Pamela Paul, as a writer, has an imperceptible intellectual presence and exhibits an impressive timidity in the face of a big and juicy world. I hate her and hope she stubs her toe on Putin’s dick, but Molly Fischer is a lot more polite than I am. That said, her recent profile of Paul in The New Yorker gives Pamelini Paulzoni a generous pile of rope and documents her slowly unaliving herself with it. For instance, Paul once compared the pain of her divorce to that of someone who was disfigured by cancer of the jaw. Fischer presents that episode, and many others, in Paul’s own words. You might think Fischer approves of Paul if you read the piece too quickly, but I am pretty sure you won’t do either. By the way, that DeSantis OpEd came out after the Fisher profile, in case you were thinking Paul might have engaged in some reflection after witnessing her dumbness writ large.
Fischer’s piece reminded me of Janet Malcolm’s short book on Gertrude Stein and Alice B. Toklas, Two Lives. Several reviewers made the mistake of thinking Malcolm’s skepticism in the first half of the book meant she disliked Stein’s writing. This is not true. Unlike me, just now, on The New York Times, Malcolm did not generalize, and if you read the whole (short) book, you’ll get to this passage: “No school of Stein ever came into being. But every writer who lingers over Stein’s sentences is apt to feel a little stab of shame over the heedless predictability of his own.” That’s why we read and write, to get to shit like that. Malcolm does, like Fischer, use Stein’s own writing to present the fact that she performed no tasks on her own behalf, as far as the business of staying alive was concerned, and was not particularly bothered by Nazi collaborators, one of whom she called a close friend and helped materially.

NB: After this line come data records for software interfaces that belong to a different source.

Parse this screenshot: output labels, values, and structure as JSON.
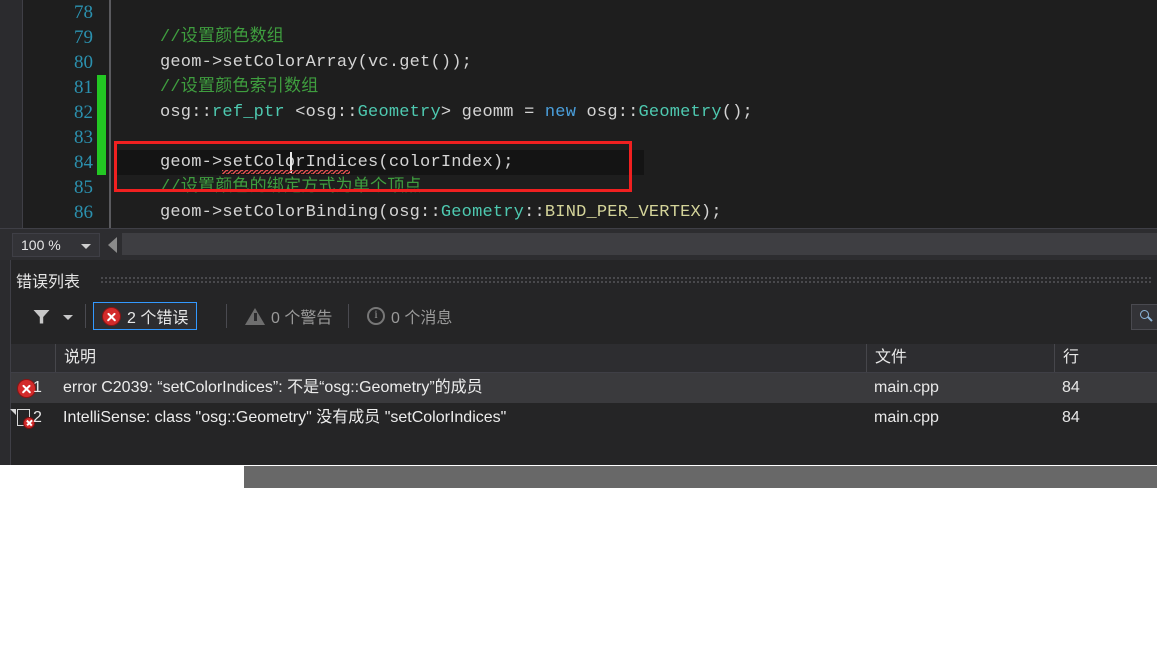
{
  "editor": {
    "zoom_level": "100 %",
    "lines": [
      {
        "number": "78",
        "changed": false,
        "tokens": []
      },
      {
        "number": "79",
        "changed": false,
        "tokens": [
          {
            "t": "//设置颜色数组",
            "c": "c-comment"
          }
        ]
      },
      {
        "number": "80",
        "changed": false,
        "tokens": [
          {
            "t": "geom->setColorArray(vc.get());",
            "c": "c-plain"
          }
        ]
      },
      {
        "number": "81",
        "changed": true,
        "tokens": [
          {
            "t": "//设置颜色索引数组",
            "c": "c-comment"
          }
        ]
      },
      {
        "number": "82",
        "changed": true,
        "tokens": [
          {
            "t": "osg::",
            "c": "c-plain"
          },
          {
            "t": "ref_ptr",
            "c": "c-type"
          },
          {
            "t": " <osg::",
            "c": "c-plain"
          },
          {
            "t": "Geometry",
            "c": "c-type"
          },
          {
            "t": "> geomm = ",
            "c": "c-plain"
          },
          {
            "t": "new",
            "c": "c-key"
          },
          {
            "t": " osg::",
            "c": "c-plain"
          },
          {
            "t": "Geometry",
            "c": "c-type"
          },
          {
            "t": "();",
            "c": "c-plain"
          }
        ]
      },
      {
        "number": "83",
        "changed": true,
        "tokens": []
      },
      {
        "number": "84",
        "changed": true,
        "highlighted": true,
        "tokens": [
          {
            "t": "geom->setColorIndices(colorIndex);",
            "c": "c-plain"
          }
        ]
      },
      {
        "number": "85",
        "changed": false,
        "tokens": [
          {
            "t": "//设置颜色的绑定方式为单个顶点",
            "c": "c-comment"
          }
        ]
      },
      {
        "number": "86",
        "changed": false,
        "tokens": [
          {
            "t": "geom->setColorBinding(osg::",
            "c": "c-plain"
          },
          {
            "t": "Geometry",
            "c": "c-type"
          },
          {
            "t": "::",
            "c": "c-plain"
          },
          {
            "t": "BIND_PER_VERTEX",
            "c": "c-const"
          },
          {
            "t": ");",
            "c": "c-plain"
          }
        ]
      }
    ]
  },
  "error_panel": {
    "title": "错误列表",
    "toolbar": {
      "filter_icon": "filter-funnel-icon",
      "errors_label": "2 个错误",
      "warnings_label": "0 个警告",
      "messages_label": "0 个消息",
      "search_icon": "search-icon"
    },
    "columns": {
      "index": "",
      "description": "说明",
      "file": "文件",
      "line": "行"
    },
    "rows": [
      {
        "icon": "error-circle-icon",
        "index": "1",
        "description": "error C2039: “setColorIndices”: 不是“osg::Geometry”的成员",
        "file": "main.cpp",
        "line": "84",
        "selected": true
      },
      {
        "icon": "intellisense-document-error-icon",
        "index": "2",
        "description": "IntelliSense:  class \"osg::Geometry\" 没有成员 \"setColorIndices\"",
        "file": "main.cpp",
        "line": "84",
        "selected": false
      }
    ]
  },
  "colors": {
    "error_red": "#d32b2b",
    "highlight_box": "#f02020",
    "change_bar_green": "#23c723",
    "accent_blue": "#3399ff",
    "line_number": "#2b91af",
    "comment_green": "#3f9e3f",
    "type_teal": "#4ec9b0",
    "keyword_blue": "#4a9fdc",
    "constant_khaki": "#d4d49a"
  }
}
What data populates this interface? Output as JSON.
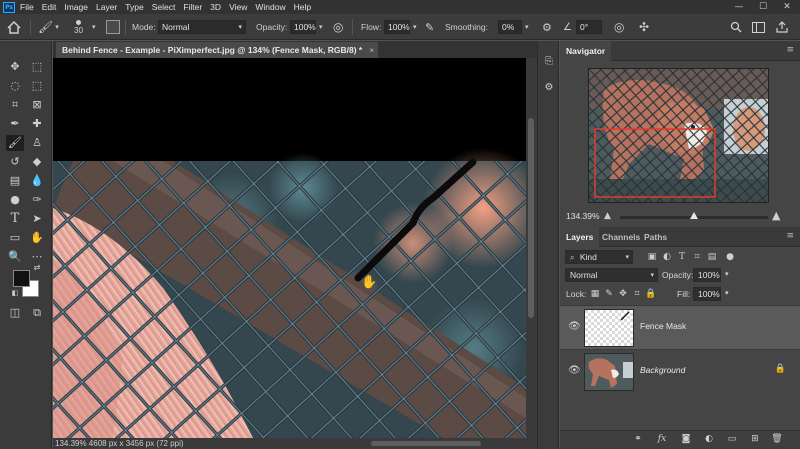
{
  "app": {
    "logo_text": "Ps"
  },
  "menu": [
    "File",
    "Edit",
    "Image",
    "Layer",
    "Type",
    "Select",
    "Filter",
    "3D",
    "View",
    "Window",
    "Help"
  ],
  "window_controls": {
    "minimize": "—",
    "maximize": "☐",
    "close": "✕"
  },
  "options": {
    "brush_size": "30",
    "mode_label": "Mode:",
    "mode_value": "Normal",
    "opacity_label": "Opacity:",
    "opacity_value": "100%",
    "flow_label": "Flow:",
    "flow_value": "100%",
    "smoothing_label": "Smoothing:",
    "smoothing_value": "0%",
    "angle_value": "0°"
  },
  "document": {
    "tab_title": "Behind Fence - Example - PiXimperfect.jpg @ 134% (Fence Mask, RGB/8) *",
    "tab_close": "×",
    "status_text": "134.39%   4608 px x 3456 px (72 ppi)"
  },
  "navigator": {
    "tab_label": "Navigator",
    "zoom": "134.39%",
    "zoom_fraction": 0.5
  },
  "layers_panel": {
    "tabs": [
      "Layers",
      "Channels",
      "Paths"
    ],
    "filter_label": "Kind",
    "blend_mode": "Normal",
    "opacity_label": "Opacity:",
    "opacity_value": "100%",
    "lock_label": "Lock:",
    "fill_label": "Fill:",
    "fill_value": "100%",
    "layers": [
      {
        "name": "Fence Mask",
        "selected": true,
        "italic": false
      },
      {
        "name": "Background",
        "selected": false,
        "italic": true,
        "locked": true
      }
    ]
  },
  "colors": {
    "accent": "#31a8ff",
    "foreground": "#111111",
    "background_swatch": "#ffffff"
  }
}
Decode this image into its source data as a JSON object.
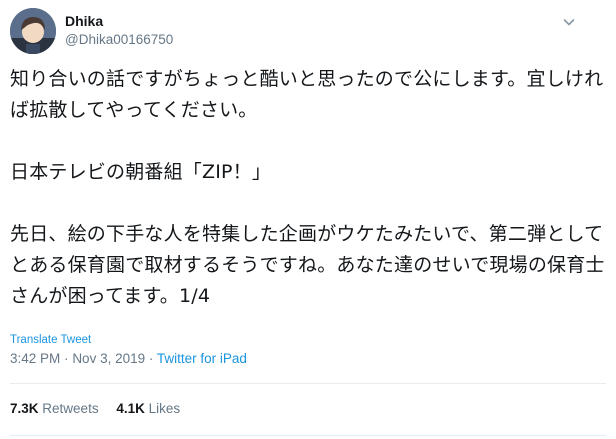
{
  "author": {
    "display_name": "Dhika",
    "handle": "@Dhika00166750"
  },
  "tweet": {
    "paragraphs": [
      "知り合いの話ですがちょっと酷いと思ったので公にします。宜しければ拡散してやってください。",
      "日本テレビの朝番組「ZIP！」",
      "先日、絵の下手な人を特集した企画がウケたみたいで、第二弾としてとある保育園で取材するそうですね。あなた達のせいで現場の保育士さんが困ってます。1/4"
    ],
    "translate_label": "Translate Tweet",
    "time": "3:42 PM",
    "separator": "·",
    "date": "Nov 3, 2019",
    "source": "Twitter for iPad"
  },
  "stats": {
    "retweets_count": "7.3K",
    "retweets_label": "Retweets",
    "likes_count": "4.1K",
    "likes_label": "Likes"
  },
  "icons": {
    "menu": "chevron-down-icon"
  },
  "colors": {
    "link": "#1b95e0",
    "secondary_text": "#657786",
    "primary_text": "#14171a",
    "divider": "#e6ecf0"
  }
}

You know how much I love early drum and bass—here is the wellspring. Dennis “Dego” McFarlane and Mark “Marc Mac” Clair produced some of the earliest jungle tracks as Tom & Jerry, and then became 4hero. You can hear the single begin a little bit before the jungle aesthetic, as simply fast dance records with breaks. And then things change: tempos get a little hitch in them, the breaks become one particular break, and it becomes the thing that becomes drum and bass. You can download the entire Tom and Jerry discography in MP3 form on the Internet Archive, or go here and get high-res files on the exact same website.
This recent set from daze has been on loop. The base material is “sounds of the rap abyss,” daze says, which does not describe how it moves. The motion goes from UKG to drum & bass over the hour, with a whole layer of hyperpop dementia that is also not hyperpop. And daze is from New York, which I am irrationally happy about.
I do not know who nghiaeptl1p is but her TikTok page is a delight. The videos follow some sort of genre, and maybe even a fetish or two. She is the hero of her own rural martial arts world, where she cooks and protects her grandmother who also sort of antagonizes our artist. At one point she makes her own homemade MMA belt. I am sure there are references I am not getting in these mini-epics. Increasingly an actual star, my favorite class commenter Shabaz Says thinks you’re poor and he’s right.